Exercise => Gather, from the data below, each line in which the word "true" occurs.

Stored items
*-*-*

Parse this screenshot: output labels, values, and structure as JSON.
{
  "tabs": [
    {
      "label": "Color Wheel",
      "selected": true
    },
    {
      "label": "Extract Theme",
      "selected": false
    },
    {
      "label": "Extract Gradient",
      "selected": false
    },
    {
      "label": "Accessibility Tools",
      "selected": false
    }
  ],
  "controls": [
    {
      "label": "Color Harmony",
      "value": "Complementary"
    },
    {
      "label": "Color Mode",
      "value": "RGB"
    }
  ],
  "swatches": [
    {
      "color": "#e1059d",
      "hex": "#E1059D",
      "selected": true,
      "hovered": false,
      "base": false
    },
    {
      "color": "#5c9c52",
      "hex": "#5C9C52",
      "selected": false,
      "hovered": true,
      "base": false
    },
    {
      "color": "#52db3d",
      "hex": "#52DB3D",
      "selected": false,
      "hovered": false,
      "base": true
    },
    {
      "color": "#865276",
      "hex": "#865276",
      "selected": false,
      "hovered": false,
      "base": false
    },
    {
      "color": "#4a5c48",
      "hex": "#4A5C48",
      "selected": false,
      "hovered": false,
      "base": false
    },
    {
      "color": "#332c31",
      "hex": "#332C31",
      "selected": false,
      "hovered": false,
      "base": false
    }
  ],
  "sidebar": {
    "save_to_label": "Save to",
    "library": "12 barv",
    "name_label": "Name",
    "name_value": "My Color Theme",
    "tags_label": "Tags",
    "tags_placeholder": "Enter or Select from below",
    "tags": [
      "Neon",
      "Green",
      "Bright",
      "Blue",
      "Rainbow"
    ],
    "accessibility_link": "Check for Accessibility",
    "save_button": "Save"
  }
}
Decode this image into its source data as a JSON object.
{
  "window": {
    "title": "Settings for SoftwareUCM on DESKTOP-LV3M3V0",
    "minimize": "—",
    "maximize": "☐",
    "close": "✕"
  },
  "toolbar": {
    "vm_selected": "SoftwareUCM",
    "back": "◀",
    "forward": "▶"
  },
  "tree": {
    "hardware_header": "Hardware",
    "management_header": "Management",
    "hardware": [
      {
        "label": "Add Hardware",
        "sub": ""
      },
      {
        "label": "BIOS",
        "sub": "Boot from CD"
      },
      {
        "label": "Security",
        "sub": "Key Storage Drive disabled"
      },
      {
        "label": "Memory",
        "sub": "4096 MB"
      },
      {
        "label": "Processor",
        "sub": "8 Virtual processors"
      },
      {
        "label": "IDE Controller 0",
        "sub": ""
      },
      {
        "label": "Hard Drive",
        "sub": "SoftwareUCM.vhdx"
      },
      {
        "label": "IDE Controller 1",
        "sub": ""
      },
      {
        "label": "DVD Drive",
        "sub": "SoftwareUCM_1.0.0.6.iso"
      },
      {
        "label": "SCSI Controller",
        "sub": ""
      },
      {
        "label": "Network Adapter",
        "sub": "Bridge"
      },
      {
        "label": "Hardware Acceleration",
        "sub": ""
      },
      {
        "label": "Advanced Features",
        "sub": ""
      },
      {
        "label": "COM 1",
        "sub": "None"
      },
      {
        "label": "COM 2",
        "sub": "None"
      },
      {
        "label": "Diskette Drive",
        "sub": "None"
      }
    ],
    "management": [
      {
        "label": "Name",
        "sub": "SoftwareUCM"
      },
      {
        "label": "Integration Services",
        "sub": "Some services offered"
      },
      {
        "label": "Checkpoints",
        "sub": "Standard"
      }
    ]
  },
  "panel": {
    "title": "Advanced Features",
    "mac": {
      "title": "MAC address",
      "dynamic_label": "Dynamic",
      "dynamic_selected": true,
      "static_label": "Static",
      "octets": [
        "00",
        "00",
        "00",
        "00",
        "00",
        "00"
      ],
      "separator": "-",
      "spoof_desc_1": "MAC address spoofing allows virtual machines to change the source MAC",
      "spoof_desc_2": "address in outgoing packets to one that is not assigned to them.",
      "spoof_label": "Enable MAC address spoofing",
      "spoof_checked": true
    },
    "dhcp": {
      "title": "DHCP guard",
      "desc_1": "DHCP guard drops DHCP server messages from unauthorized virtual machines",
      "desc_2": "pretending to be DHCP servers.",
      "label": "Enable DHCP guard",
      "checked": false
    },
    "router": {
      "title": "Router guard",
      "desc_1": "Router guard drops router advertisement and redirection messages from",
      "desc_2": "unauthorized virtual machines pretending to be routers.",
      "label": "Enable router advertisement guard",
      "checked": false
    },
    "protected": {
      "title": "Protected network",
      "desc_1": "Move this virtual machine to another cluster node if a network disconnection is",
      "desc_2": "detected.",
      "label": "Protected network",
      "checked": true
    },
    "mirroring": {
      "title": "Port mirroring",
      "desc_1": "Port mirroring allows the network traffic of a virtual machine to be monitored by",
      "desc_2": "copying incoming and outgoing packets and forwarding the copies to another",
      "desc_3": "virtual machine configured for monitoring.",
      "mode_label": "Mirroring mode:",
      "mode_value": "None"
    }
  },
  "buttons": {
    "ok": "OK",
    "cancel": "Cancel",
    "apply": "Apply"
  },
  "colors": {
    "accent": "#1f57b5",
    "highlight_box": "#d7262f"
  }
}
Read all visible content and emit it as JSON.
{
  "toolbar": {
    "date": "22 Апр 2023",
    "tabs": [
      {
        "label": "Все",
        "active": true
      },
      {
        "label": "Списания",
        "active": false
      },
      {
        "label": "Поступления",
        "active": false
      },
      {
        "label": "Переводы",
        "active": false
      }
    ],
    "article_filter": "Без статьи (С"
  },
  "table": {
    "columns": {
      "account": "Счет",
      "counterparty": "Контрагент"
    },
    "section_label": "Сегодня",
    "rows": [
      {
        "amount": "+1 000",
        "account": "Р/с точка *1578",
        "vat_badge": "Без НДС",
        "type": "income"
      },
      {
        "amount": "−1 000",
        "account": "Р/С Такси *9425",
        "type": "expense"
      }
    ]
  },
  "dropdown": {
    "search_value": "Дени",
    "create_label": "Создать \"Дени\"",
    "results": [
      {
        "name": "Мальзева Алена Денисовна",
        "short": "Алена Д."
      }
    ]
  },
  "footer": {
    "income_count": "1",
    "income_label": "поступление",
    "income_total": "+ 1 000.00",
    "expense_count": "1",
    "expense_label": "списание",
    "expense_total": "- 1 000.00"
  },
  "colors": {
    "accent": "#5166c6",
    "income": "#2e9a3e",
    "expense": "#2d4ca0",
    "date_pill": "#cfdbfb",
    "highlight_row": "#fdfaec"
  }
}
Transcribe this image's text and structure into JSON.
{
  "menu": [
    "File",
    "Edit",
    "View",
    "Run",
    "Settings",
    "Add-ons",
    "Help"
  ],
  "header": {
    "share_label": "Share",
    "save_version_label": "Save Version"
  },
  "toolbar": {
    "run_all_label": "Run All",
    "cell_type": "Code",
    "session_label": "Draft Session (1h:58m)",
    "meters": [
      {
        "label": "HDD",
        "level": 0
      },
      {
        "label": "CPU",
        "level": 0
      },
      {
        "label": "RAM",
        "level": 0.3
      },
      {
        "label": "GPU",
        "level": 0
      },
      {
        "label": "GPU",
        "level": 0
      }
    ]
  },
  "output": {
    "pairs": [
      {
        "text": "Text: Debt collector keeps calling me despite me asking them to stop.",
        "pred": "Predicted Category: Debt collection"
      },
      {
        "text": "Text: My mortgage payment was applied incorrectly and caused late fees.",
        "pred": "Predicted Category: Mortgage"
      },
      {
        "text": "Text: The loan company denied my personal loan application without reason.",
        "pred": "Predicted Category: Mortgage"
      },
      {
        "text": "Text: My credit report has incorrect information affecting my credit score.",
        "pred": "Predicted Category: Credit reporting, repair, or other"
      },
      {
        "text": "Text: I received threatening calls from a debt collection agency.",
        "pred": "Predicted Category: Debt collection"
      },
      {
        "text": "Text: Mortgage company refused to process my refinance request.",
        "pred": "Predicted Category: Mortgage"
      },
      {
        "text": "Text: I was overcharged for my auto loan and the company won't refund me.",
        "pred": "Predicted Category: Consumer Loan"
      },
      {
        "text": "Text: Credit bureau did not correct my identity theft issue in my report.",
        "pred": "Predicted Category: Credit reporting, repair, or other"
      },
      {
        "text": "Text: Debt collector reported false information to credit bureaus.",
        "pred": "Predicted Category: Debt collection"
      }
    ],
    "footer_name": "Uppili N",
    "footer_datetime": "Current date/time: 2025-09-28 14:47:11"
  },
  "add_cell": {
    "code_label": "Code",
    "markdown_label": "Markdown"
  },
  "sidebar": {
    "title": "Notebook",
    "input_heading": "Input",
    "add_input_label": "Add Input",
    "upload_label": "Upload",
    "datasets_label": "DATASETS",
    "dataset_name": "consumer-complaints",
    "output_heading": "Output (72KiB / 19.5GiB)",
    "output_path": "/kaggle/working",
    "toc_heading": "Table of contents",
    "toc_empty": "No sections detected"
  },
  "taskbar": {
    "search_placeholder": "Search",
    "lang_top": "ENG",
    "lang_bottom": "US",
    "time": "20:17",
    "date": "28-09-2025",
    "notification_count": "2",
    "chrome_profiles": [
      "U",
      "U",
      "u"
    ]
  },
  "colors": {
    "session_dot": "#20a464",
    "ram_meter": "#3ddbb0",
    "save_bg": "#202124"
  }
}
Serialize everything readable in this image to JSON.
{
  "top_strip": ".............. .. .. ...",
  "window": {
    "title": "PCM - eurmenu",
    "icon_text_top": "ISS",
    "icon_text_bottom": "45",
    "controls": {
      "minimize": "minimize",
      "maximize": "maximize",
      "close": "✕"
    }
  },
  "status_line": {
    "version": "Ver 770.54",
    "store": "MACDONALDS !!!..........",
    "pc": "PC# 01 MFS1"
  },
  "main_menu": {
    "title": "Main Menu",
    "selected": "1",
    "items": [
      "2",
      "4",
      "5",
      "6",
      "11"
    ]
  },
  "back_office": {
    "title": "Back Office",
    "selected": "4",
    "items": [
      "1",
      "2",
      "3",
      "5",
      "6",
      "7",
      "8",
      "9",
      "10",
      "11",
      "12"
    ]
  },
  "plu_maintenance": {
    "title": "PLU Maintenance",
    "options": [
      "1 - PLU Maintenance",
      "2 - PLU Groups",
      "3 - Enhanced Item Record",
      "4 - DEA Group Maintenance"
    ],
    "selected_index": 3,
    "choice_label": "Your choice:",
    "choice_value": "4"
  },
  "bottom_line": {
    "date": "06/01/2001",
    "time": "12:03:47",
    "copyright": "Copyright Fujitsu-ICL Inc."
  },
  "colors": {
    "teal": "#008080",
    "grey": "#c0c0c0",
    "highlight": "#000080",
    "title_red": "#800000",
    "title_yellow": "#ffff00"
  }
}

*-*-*

Finished task =>
      "selected": true
      "selected": true,
      "hovered": true,
      "base": true
      "dynamic_selected": true,
      "spoof_checked": true
      "checked": true
        "active": true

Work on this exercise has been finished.